→ Problem description
Look through the listing below and give the number of lines that hold "logo". Say nothing more.

==========

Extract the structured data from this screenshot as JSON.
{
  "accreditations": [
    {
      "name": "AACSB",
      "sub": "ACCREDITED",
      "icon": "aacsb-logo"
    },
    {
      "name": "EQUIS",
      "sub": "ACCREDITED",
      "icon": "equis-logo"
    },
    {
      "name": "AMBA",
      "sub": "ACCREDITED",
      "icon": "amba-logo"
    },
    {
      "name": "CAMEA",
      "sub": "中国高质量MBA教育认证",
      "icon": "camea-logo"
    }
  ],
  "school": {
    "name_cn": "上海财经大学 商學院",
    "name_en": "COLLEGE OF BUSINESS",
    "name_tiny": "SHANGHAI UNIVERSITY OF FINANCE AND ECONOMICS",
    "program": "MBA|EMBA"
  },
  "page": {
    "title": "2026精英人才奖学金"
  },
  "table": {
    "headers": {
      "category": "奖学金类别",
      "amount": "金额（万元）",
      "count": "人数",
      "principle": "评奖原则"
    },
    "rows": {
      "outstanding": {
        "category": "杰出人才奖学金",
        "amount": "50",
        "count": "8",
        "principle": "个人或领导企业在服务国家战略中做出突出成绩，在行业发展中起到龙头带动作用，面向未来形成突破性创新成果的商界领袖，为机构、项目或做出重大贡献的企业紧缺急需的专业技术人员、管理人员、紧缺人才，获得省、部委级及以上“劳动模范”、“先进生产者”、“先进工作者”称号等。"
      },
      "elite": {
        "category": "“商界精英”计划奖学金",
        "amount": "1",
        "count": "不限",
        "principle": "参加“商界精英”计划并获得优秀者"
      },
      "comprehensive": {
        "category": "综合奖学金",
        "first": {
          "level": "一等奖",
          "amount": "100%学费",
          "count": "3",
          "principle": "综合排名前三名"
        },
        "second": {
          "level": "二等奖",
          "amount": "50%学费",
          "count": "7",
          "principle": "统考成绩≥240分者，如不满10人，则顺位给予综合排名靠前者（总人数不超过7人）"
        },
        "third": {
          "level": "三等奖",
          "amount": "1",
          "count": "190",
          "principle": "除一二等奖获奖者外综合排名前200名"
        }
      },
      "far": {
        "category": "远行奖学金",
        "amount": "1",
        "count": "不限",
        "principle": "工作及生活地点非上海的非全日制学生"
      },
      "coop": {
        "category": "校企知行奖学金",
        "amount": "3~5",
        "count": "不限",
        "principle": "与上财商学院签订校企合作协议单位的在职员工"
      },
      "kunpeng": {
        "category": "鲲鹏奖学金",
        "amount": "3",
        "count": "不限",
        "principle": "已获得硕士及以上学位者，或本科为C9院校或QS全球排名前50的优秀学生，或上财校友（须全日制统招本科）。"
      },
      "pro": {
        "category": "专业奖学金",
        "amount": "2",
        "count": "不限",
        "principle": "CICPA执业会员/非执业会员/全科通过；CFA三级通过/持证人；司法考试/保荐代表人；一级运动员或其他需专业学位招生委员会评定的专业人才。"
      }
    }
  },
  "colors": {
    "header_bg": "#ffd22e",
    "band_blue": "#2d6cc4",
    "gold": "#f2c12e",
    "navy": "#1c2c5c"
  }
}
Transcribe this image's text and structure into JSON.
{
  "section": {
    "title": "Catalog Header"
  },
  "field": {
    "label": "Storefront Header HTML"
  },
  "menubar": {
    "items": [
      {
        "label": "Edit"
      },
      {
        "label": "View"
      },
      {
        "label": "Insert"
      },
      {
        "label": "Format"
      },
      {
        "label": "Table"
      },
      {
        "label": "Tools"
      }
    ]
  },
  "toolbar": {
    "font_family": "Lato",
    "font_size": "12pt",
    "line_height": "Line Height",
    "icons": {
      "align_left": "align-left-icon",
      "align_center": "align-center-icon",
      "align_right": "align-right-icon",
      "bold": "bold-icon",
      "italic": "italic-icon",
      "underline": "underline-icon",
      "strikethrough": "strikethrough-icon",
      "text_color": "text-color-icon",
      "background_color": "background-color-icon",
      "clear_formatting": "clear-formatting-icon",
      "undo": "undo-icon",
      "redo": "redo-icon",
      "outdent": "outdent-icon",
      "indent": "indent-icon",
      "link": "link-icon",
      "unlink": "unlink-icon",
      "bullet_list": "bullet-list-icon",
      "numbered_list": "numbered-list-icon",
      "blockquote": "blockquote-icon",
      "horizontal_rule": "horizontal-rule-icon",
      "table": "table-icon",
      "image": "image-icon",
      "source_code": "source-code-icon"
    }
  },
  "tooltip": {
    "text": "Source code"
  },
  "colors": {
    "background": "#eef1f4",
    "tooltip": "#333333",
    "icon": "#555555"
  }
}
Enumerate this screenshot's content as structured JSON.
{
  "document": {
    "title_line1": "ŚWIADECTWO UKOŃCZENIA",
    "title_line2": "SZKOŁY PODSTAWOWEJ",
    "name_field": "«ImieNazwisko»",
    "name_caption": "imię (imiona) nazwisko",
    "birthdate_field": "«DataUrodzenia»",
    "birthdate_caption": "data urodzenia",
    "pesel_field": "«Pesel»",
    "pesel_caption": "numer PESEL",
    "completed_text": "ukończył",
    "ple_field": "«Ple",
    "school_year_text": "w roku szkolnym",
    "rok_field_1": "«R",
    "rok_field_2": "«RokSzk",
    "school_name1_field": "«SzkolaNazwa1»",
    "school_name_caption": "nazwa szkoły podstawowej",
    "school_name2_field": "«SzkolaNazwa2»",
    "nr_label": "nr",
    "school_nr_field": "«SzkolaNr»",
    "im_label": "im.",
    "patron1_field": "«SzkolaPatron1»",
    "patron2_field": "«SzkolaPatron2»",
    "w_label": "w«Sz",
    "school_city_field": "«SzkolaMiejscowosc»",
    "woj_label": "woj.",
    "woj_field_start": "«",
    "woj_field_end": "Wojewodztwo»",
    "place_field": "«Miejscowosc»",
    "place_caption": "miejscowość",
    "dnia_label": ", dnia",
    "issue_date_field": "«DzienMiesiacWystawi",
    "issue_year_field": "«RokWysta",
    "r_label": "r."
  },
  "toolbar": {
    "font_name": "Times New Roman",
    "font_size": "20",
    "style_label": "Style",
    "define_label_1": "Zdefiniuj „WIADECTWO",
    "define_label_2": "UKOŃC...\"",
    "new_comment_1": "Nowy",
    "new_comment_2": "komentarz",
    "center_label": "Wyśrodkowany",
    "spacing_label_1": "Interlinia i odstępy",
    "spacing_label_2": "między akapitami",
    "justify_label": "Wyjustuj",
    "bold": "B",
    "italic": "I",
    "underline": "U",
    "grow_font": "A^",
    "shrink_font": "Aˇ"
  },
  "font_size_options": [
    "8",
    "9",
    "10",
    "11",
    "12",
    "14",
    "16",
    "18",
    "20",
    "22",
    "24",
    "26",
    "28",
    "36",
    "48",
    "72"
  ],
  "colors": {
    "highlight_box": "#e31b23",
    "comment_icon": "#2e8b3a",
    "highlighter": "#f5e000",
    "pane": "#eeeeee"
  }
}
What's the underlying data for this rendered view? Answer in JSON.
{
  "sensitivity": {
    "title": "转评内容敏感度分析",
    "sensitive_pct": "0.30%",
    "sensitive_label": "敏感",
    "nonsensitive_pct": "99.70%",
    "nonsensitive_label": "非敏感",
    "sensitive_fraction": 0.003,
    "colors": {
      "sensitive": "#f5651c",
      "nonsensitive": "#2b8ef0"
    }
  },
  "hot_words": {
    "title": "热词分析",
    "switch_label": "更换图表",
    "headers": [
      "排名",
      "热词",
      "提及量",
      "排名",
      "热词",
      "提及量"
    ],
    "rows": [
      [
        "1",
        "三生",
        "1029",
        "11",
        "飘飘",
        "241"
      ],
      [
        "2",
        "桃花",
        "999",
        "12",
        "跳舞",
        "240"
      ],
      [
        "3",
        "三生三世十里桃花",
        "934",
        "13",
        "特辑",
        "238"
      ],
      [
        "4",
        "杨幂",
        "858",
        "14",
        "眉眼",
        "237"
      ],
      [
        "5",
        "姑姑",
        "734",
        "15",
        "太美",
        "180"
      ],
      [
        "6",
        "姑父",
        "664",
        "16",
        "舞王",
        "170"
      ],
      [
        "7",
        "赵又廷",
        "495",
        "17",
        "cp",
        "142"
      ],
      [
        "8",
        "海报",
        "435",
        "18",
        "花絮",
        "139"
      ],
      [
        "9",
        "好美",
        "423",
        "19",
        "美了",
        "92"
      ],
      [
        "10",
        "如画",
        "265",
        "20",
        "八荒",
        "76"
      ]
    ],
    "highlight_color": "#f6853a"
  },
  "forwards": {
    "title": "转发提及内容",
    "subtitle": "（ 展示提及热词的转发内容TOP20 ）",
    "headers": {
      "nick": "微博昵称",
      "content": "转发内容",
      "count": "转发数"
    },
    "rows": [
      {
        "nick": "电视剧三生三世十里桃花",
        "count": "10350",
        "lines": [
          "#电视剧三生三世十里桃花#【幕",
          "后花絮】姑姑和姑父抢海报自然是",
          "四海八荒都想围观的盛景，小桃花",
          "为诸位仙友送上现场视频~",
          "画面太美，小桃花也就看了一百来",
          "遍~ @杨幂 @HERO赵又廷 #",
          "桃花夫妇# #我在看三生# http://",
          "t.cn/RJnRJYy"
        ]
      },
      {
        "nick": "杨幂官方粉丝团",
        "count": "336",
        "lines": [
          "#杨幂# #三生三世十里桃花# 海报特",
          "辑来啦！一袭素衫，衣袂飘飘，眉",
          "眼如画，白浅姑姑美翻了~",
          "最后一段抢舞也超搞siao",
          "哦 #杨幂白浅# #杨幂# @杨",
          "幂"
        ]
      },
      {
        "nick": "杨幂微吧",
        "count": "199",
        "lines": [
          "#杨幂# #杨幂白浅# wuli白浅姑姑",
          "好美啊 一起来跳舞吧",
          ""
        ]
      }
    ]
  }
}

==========

→ Written solution
4